Doenjang Jjiggae

Sunday, December 21, 2014

Out of all Korean food, I miss the stews the most. For whatever reason, stews at home never taste the same. Restaurant doenjang jjiggae is often so aggressively seasoned that the homemade stuff never seems to compare, and that’s probably why I never liked it when I made it in Seoul. The broth seemed weak, the vegetables never cooked evenly, it wasn’t hot enough, etc etc.  A big part of the experience is sensory. Barbecue restaurants clatter with silverware, soju glasses, and KPop, and people cram around charcoal grills that hiss with the sizzle of meat. Every day of the week, these restaurants are busy for dinner. At barbecue restaurants, you can count on at least two standard stews to be present on the menu: kimchi jjiggae, a stew made with mature, sour kimchi, soft tofu, and pork, and doenjang jjiggae, a salty vegetable stew seasoned with fermented soybean paste.

Doenjang (pronounced dwen-johng) is comparable to miso in consistency and function. The process of making doenjang is time-honored and complex, and not many modern households make it from scratch anymore. Hye Rae’s mother-in-law still does, and before I left in June, Hye Rae packed a plastic container with enough to last me the year.

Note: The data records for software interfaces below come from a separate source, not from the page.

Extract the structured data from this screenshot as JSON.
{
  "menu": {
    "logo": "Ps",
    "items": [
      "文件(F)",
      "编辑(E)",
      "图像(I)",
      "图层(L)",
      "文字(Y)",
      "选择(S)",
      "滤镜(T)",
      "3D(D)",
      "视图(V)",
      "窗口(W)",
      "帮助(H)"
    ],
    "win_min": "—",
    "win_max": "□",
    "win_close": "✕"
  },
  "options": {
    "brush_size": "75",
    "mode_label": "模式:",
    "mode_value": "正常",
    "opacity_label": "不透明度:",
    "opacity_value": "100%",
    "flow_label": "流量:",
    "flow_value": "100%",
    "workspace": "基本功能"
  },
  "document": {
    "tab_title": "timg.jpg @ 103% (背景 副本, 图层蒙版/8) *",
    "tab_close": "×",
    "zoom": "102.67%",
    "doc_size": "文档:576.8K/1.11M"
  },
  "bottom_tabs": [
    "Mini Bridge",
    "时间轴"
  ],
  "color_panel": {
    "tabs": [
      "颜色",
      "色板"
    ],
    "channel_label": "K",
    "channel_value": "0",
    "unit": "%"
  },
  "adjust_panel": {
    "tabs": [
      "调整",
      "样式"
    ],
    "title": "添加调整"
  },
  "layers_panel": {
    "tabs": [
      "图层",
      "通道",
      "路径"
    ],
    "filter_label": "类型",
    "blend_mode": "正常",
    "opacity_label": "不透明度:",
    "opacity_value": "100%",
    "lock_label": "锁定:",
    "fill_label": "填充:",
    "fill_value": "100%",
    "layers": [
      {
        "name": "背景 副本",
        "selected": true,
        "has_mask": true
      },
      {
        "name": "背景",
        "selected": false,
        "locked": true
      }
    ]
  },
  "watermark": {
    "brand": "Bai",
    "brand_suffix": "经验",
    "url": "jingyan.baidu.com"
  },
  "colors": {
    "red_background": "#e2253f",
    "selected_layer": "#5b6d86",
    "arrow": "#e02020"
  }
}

Restaurant doenjang jjiggae always comes in an earthenware bowl big enough to share, and it is always boiling as it hits the table. My doenjang jjiggae at home is different. I don’t have a ddukbaegi, so just before it’s time to eat I heat the soup to a rolling boil and quickly ladle it into bowls. The first taste could burn the tongue, and that’s the way it should be.

doenjang jjiggae

These days, you can find doenjang in any Korean mart and most bigger East Asian marts. It’ll come in a bigger container than you think you’ll need, but it can last a year in the fridge. Sempio makes non-GMO doenjang (and gochujang, a spicy paste made from red chilis) that you can find online. Wholly Doenjang makes a gluten free version.

A note about stock: The baseline of ingredients you use to make your stock is up to you. The simplest way is to dissolve doenjang in water, but you could also use prepared vegetable or chicken stock, and dissolve the doenjang in that. You could make a quick fortified stock by steeping water with two or three dried anchovies, a couple of dried oyster mushrooms, and a piece of dried kelp. The best way to eat this stew is with some sticky white rice, so I soaked one cup of rice in just over two cups of water, and used that starchy rice water for the stock. It worked great.

Doenjang Jjiggae
(makes enough for 2 or 3)

2 cups rice stock (made by soaking 1 cup rice with 2 1/4 cups water)
1 tablespoon doenjang
1 turnip (potato is traditional, but turnip is what I had)
1 green chili
fistful dried oyster mushrooms
1 zucchini
extra firm tofu (buy the smallest container you can for this)
paengi mushrooms (also known as enoki)

Prepare all ingredients first. Cut zucchini into half inch pieces. Peel turnip or potato and cut into half inch pieces. Chop oyster mushrooms into bite-sized pieces. Rinse tofu and slice into quarter inch thick rectangles (or whatever shape you prefer-cubed is fine, too). Slice green chili  into thin ovals. Rinse paengi mushrooms and trim the bottoms.

In a small pot, bring stock to a simmer. Add turnip or potato first and cook until soft, about three minutes. Then add one tablespoon of doenjang and stir until it dissolves. Taste. At this point, I added a bit more–about a teaspoon. Then add zucchini and oyster mushrooms and cook for a minute more. Check the vegetables, which should be nice and tender. Ladle into bowls and garnish each with enoki mushrooms and sliced green chili.

  • Habiba

    Oh, I miss this stuff. It is bizarre not being around kimchi everyday anymore. Where are the kimchi pots? Asheville is severely lacking on that front. Also, I miss you. For an afternoon with you, beer and BBQ, I’d give almost anything.

    • Jacqui

      oh girl. We’ll due for a reunion soon. Having kimchi in the fridge is a sort of bonafide comfort, that’s for sure. Love you!

  • Nikoline

    Getting jiggae with it! Sounds like the perfect thing to eat to get through this cold winter.

  • Ainna

    DUDE, this is one of my favorite thnigs in the whole wide world! The bf makes it for me like once a month, he makes the marinade himself and it takes about an hour to cook but it’s sooo worth the wait. My mouth is watering just thinking about it. *drools*